The task: Please count the lines in the records below that include the word "until" and report only the total.

Given data section start

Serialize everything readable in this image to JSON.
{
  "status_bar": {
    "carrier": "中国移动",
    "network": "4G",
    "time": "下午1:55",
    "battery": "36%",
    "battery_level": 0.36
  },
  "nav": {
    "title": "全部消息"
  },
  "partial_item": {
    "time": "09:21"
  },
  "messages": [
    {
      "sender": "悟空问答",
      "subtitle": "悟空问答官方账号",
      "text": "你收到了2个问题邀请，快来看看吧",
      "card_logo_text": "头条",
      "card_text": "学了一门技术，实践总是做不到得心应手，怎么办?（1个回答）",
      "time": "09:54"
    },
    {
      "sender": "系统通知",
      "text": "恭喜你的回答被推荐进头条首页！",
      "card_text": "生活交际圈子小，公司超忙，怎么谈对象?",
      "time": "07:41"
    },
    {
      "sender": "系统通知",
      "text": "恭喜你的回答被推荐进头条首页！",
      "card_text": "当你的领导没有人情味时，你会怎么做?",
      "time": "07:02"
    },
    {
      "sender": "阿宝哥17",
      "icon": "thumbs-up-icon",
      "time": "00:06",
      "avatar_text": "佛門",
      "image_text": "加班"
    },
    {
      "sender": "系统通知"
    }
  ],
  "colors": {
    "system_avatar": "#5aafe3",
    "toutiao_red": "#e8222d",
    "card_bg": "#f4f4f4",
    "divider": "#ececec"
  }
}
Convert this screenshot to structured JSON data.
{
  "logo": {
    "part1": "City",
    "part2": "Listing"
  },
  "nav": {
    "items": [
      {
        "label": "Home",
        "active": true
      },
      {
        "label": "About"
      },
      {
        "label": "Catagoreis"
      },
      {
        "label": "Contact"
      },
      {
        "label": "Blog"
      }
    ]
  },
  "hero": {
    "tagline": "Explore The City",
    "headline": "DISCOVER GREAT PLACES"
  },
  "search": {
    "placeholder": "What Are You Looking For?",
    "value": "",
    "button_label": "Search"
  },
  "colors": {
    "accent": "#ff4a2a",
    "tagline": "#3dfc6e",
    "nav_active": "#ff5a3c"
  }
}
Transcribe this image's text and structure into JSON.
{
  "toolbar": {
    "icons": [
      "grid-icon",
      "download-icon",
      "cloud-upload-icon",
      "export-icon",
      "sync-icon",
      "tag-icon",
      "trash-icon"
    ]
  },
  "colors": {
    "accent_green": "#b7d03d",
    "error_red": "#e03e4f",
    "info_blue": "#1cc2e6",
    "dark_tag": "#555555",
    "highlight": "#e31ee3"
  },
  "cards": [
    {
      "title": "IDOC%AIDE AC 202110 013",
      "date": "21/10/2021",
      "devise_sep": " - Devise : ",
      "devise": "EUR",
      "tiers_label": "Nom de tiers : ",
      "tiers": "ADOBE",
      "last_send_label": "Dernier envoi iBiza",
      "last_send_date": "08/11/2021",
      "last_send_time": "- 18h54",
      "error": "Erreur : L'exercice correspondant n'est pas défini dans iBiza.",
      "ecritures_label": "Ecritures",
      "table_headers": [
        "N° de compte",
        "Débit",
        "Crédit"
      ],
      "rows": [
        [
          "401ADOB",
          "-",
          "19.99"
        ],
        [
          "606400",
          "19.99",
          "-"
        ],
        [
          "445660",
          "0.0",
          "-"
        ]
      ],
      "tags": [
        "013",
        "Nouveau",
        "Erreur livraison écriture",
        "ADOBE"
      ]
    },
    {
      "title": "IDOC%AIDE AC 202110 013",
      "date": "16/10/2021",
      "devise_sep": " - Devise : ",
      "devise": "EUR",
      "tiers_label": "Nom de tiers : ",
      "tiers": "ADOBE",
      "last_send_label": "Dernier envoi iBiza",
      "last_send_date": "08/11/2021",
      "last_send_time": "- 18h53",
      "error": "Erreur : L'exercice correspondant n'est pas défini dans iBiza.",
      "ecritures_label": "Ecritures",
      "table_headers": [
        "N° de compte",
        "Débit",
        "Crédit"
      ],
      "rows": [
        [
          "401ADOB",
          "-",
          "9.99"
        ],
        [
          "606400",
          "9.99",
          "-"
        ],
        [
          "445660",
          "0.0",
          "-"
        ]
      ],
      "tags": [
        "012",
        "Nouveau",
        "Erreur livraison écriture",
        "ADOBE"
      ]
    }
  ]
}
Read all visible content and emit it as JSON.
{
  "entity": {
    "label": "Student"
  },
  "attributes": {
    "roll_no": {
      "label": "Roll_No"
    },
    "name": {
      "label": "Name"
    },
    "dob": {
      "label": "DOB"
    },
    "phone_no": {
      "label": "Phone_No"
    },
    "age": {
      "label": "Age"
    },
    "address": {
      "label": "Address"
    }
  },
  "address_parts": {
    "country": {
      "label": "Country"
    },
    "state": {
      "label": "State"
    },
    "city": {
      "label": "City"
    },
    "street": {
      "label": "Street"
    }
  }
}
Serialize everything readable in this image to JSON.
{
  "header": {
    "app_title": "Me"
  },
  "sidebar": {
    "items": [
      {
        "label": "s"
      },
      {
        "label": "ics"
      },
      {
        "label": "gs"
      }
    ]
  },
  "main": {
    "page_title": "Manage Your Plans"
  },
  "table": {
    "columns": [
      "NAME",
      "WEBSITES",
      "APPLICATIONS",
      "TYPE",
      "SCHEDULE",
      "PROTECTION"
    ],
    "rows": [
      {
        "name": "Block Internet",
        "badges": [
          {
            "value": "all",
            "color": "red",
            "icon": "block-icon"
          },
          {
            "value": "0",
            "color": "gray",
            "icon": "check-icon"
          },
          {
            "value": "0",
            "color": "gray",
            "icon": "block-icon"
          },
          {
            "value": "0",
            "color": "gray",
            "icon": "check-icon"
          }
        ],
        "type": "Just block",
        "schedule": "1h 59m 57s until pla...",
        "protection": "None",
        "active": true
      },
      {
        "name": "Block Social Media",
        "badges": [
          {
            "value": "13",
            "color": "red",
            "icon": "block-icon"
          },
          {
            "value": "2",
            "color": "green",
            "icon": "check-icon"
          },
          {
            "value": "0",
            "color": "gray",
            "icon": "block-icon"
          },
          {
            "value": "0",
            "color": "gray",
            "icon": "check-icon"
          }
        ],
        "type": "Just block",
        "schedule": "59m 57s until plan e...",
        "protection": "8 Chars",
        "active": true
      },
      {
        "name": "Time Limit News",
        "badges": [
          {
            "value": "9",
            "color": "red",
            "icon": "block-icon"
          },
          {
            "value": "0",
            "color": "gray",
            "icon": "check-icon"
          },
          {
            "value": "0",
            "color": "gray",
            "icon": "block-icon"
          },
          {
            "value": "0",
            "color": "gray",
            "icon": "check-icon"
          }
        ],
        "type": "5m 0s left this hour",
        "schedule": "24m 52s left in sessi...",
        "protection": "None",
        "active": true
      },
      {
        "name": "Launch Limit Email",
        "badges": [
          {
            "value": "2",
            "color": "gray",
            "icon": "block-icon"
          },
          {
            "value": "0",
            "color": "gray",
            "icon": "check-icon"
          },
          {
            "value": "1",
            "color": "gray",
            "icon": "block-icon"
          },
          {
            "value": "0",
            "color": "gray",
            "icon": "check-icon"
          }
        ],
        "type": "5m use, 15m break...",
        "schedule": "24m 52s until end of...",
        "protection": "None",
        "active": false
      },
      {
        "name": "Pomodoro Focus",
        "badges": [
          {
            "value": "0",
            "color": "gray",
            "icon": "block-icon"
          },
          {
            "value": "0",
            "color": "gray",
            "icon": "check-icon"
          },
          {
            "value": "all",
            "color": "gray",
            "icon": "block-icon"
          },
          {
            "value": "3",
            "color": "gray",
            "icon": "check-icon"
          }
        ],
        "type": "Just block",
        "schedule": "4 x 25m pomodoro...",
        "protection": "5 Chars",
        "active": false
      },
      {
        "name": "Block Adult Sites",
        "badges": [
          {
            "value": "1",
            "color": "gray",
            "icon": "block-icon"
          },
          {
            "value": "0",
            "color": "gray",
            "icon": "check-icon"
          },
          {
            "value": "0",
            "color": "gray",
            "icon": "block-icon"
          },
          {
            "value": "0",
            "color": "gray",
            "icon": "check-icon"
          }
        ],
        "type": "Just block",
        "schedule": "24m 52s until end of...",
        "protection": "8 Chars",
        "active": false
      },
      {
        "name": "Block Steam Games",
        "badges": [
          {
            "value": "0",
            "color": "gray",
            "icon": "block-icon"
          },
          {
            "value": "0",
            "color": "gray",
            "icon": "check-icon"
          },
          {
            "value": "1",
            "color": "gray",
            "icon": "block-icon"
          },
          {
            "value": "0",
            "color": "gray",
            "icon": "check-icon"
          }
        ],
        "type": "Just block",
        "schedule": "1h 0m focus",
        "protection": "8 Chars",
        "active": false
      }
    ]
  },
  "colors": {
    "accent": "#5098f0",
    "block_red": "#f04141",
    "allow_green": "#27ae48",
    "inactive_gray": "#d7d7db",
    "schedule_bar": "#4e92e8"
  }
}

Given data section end

Task solution: 4